Ed: They’re already preparing for this. They’re, they’re buying kind of more of these mid price lines. Um, you know, having more mid price stock available is really, really where you’re looking. And then also marketing that right. You may, your marketing campaign may normally run along, run along the lines of your, uh, your sort of more high, your most highly priced items because they’re your most luxurious and they’re what you want to stand out.
Ed: But maybe you need to adjust your marketing this year to include more of the mid-range items to inc the ones that people are actually gonna come in and buy more often. So, explain, you [00:19:00] know, introduce those options to people. Um, that’s for the people you wanna retain.

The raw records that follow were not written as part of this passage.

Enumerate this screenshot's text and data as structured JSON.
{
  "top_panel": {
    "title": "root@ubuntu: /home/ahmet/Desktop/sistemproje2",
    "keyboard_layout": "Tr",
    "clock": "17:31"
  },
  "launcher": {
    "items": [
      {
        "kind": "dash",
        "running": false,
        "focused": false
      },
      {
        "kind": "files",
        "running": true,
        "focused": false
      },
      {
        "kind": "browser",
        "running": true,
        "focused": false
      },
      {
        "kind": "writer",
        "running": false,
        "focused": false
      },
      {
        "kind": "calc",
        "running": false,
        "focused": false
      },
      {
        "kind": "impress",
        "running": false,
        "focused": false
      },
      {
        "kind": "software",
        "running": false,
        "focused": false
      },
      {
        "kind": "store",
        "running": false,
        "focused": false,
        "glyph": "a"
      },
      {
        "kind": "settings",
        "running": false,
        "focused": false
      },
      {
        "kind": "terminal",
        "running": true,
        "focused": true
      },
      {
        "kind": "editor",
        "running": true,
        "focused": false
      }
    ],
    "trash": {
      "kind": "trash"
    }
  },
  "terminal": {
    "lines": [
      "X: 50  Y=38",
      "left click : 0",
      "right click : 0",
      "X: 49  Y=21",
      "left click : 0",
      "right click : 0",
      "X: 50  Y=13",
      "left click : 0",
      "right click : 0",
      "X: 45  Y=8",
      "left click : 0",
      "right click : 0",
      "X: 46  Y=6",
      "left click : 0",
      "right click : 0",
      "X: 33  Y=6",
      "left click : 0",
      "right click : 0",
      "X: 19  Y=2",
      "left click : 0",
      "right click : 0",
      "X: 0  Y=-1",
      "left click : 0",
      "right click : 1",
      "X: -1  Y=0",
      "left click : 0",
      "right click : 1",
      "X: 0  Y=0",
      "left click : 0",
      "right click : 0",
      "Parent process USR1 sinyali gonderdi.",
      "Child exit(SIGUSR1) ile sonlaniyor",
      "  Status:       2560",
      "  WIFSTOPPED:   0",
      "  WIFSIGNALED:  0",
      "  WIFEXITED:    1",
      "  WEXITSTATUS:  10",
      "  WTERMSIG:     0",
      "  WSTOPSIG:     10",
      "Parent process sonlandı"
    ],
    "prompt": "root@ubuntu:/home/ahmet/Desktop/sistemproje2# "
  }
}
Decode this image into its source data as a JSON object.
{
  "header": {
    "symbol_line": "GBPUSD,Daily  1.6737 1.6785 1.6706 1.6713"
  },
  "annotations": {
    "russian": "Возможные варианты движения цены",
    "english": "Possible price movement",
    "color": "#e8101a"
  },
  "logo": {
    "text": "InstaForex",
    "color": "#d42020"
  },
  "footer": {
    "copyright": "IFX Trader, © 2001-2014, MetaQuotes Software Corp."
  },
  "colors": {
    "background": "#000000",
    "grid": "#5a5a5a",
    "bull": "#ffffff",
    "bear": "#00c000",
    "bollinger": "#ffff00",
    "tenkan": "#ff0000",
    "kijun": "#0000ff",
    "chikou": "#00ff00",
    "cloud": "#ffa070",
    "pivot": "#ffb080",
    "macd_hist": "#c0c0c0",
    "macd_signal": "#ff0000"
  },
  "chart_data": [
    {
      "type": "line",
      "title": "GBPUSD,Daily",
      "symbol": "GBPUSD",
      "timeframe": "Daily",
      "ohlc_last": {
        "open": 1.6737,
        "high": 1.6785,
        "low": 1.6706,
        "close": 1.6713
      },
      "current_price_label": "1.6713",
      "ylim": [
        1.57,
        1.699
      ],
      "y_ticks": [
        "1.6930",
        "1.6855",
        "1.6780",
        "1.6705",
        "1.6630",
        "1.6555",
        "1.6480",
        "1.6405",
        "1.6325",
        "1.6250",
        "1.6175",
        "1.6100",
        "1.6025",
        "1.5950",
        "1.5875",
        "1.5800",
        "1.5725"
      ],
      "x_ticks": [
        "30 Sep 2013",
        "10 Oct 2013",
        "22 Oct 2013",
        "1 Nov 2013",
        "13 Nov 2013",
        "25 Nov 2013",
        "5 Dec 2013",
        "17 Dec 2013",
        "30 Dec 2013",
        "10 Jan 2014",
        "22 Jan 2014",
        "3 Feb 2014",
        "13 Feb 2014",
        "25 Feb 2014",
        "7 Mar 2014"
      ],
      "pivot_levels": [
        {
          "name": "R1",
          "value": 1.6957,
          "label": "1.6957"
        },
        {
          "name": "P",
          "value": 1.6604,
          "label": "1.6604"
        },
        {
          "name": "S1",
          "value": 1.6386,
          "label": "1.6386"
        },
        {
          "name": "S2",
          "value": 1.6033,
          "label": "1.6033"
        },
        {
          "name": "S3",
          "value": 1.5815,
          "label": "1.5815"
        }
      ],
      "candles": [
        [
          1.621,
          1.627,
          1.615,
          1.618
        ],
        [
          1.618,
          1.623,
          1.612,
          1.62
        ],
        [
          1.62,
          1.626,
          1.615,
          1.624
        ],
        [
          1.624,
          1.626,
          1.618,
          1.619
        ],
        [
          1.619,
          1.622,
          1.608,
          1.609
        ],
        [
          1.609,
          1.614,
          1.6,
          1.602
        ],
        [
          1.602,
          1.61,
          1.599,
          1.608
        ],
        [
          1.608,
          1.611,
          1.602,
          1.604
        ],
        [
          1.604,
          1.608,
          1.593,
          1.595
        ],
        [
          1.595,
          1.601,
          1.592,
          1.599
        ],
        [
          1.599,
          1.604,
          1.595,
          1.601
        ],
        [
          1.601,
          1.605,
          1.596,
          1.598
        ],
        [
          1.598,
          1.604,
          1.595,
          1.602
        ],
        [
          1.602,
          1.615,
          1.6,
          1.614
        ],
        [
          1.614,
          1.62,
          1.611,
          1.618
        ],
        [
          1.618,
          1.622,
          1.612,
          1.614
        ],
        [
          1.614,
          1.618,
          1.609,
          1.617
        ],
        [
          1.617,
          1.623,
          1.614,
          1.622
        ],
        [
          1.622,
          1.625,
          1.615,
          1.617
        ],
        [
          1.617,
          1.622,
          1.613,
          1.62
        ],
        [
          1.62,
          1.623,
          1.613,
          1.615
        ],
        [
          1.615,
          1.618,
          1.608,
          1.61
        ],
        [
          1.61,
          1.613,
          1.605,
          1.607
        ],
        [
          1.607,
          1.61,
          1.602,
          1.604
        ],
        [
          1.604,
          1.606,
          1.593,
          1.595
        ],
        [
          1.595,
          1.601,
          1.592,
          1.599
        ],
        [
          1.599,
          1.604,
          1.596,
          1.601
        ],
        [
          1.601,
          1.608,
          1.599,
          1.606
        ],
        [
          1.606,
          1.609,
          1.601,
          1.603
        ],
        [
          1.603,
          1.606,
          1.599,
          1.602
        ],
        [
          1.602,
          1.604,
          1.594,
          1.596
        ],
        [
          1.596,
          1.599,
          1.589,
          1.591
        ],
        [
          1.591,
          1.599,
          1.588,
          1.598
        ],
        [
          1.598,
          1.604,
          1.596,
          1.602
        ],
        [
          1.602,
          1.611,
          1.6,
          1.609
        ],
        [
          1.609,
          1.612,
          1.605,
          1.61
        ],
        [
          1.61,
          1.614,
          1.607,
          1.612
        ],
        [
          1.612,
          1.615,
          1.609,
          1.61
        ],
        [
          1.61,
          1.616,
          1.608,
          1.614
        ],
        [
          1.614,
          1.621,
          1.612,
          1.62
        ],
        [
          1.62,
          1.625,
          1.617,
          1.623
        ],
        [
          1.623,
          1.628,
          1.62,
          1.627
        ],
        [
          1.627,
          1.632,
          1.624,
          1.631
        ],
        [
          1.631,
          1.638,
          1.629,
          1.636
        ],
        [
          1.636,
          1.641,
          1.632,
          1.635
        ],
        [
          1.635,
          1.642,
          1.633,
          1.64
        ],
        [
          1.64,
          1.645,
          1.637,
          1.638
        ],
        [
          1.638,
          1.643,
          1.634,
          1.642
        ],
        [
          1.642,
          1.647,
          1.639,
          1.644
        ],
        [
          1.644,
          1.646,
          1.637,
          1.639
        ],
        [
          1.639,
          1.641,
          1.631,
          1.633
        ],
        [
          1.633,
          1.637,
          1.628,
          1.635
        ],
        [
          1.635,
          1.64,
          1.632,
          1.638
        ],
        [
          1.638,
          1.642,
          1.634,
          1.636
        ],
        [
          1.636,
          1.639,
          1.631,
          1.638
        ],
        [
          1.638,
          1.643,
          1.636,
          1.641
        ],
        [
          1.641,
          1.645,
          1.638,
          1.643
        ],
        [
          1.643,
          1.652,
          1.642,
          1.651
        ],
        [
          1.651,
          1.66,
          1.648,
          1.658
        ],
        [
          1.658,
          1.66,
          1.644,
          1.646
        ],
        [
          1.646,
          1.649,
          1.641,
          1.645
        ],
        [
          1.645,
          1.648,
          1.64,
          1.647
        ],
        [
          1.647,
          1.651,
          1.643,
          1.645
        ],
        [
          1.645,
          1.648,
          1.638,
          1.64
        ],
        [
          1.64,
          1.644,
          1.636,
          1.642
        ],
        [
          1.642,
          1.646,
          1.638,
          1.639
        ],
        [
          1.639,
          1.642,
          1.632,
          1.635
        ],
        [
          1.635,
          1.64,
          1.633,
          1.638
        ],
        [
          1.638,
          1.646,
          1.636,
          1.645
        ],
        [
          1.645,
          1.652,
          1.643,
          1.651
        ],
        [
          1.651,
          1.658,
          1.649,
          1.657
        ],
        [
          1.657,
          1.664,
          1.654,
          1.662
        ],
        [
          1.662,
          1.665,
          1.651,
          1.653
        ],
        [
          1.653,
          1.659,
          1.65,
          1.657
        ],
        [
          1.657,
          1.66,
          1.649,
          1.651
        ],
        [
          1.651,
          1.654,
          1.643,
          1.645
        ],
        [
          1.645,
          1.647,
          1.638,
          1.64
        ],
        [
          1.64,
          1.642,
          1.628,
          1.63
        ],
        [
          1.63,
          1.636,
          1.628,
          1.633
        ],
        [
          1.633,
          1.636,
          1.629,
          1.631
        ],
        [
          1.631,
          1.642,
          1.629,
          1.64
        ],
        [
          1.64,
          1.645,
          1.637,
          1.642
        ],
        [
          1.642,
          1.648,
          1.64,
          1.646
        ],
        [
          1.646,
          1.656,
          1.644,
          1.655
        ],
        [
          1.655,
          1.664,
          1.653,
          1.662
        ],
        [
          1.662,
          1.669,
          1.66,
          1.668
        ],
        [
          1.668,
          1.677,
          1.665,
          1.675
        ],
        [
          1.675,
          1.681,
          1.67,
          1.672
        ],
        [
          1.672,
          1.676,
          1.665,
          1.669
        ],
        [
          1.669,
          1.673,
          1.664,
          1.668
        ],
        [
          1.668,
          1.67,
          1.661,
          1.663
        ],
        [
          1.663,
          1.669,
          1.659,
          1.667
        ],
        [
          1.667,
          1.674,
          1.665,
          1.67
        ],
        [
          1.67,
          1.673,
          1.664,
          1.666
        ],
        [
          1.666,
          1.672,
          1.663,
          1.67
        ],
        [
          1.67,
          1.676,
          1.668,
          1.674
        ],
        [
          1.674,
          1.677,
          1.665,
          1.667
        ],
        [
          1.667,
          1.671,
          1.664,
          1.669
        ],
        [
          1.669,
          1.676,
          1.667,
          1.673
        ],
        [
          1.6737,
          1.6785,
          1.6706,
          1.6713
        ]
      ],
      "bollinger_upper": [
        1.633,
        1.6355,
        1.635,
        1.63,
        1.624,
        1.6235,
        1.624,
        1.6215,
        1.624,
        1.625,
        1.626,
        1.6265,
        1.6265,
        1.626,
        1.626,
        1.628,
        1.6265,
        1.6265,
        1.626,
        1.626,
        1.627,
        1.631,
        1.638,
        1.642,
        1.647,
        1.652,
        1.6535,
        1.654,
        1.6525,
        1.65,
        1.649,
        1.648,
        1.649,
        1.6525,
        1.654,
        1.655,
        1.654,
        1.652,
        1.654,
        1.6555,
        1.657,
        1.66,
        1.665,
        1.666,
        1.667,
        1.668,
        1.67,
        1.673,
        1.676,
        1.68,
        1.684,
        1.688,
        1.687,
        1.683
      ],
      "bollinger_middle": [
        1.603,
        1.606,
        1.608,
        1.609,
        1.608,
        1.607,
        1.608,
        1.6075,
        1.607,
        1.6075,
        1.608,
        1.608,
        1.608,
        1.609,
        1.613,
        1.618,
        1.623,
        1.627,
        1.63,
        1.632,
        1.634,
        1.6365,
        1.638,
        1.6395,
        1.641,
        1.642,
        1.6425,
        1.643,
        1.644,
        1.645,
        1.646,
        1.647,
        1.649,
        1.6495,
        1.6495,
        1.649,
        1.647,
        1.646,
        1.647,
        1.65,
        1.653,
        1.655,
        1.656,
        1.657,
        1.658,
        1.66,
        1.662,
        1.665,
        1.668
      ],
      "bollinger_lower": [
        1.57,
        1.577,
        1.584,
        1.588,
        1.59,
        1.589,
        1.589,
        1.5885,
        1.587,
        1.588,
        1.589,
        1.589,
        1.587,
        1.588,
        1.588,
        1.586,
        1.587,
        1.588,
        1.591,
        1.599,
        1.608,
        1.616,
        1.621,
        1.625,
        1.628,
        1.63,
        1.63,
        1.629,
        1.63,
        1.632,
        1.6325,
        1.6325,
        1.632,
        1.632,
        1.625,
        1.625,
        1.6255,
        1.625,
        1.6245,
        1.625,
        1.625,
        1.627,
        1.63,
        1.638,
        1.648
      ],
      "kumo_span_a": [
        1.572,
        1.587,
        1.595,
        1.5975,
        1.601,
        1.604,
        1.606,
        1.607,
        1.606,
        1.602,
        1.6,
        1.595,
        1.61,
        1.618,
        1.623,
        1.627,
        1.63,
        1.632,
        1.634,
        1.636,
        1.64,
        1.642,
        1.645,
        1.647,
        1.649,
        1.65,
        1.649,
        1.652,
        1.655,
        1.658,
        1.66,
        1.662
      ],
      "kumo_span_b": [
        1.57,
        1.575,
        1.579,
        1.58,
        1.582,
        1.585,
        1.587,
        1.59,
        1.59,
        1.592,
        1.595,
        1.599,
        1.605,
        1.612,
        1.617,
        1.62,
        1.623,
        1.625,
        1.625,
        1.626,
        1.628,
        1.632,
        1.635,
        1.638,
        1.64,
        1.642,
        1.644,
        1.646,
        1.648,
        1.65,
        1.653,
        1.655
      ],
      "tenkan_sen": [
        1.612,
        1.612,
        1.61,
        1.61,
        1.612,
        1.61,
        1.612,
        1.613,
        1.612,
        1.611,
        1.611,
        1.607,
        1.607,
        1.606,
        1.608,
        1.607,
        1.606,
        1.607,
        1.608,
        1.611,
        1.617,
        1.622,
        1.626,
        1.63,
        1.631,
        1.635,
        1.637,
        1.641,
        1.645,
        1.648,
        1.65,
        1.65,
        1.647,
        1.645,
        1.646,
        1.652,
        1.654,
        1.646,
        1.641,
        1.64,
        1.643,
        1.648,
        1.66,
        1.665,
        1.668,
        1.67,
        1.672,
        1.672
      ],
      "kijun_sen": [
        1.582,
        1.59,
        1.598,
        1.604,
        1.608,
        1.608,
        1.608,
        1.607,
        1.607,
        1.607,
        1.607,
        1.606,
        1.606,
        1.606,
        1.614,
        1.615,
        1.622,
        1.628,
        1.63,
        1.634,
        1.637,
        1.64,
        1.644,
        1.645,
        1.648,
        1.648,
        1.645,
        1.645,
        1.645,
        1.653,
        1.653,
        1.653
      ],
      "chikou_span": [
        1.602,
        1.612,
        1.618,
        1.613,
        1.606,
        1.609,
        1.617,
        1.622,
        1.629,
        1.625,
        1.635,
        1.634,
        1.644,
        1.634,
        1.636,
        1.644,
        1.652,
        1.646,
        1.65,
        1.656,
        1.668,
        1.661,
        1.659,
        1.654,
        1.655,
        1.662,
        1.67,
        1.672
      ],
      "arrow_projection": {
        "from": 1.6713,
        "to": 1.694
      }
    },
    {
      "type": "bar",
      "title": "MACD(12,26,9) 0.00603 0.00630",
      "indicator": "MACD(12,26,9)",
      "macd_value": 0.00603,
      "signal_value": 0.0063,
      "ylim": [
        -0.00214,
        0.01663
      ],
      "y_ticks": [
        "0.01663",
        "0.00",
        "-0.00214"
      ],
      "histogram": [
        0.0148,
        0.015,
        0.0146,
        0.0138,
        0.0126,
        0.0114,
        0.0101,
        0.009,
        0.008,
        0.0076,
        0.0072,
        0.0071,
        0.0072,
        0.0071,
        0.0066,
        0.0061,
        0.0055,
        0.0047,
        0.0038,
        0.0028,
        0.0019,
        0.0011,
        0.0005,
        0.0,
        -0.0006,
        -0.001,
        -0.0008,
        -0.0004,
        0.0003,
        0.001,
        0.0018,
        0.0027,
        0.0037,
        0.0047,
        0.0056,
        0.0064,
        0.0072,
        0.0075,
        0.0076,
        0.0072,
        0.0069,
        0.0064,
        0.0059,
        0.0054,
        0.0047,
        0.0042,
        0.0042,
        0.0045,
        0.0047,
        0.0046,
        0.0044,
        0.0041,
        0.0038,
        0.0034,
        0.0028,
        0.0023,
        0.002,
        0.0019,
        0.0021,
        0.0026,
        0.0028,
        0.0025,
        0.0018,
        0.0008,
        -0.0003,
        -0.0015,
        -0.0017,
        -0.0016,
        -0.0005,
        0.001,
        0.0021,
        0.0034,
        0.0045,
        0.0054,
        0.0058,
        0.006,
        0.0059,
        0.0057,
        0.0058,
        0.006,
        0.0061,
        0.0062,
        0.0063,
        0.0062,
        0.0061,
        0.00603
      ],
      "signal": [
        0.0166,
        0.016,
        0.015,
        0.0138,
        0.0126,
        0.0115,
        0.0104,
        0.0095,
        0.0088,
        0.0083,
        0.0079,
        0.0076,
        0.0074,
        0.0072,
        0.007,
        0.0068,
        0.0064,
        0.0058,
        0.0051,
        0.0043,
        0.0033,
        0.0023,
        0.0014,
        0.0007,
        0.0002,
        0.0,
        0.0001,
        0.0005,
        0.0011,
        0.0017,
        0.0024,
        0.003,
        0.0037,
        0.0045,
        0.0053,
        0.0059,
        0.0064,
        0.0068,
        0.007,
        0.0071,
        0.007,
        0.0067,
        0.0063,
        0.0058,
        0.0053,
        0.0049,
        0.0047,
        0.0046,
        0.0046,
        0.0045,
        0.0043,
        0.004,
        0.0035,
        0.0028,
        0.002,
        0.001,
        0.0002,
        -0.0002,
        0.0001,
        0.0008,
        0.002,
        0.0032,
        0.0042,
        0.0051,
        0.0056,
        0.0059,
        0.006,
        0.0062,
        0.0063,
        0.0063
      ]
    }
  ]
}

And then also for the people that you wanna wanna capture, you know, the market share, you wanna increase who you, you want to think
about where they’re coming from.
Ed: And so which brands are they coming from and what do they like in those brands that they might find? And how will you add that to your brand? And I think this is really important for brands in general, is. During, during when as people are shifting down, right? Like if you are a mid tier brand, how do you, how do you maintain your image as a mid-tier brand whilst encouraging people to switch down for more expensive brands and then also be retain customers who might be looking themselves looking to switch down to lower price brands than yourself.
Ed: So that’s great. To summarize,
Vicky: there’s loads there. Yes. Please do summarize it
Ed: to, to [00:20:00] summarize, think about where your customers are coming from, how many you are gonna re and have a plan for retaining customers, an offer which involves effectively, how can they remain a customer of your brand, but spend less money.
Ed: And then also a plan for capturing customers who are switching down from other brands. Right. And I’m really
Vicky: thinking about, you know, extending Christmas into 2024. Right? A lot of what you just, you’ve, you’ve just said is about creating a strategy with your own data, um, so that you, you’re going into 2024 in a good place having just ridden a really great Christmas wave.
Vicky: So that’s all brilliant. Thank you so much, ed. Um, and I hope you all enjoy listening to this on the Sunlounger, perhaps thinking of. Bailey’s and some cheese straws while you do it. Um, as always, please do leave a comment for us, um, and we’ll happily come back to you. And please check out herd deify.com [00:21:00] for more inspiration.
Vicky: Thanks and goodbye.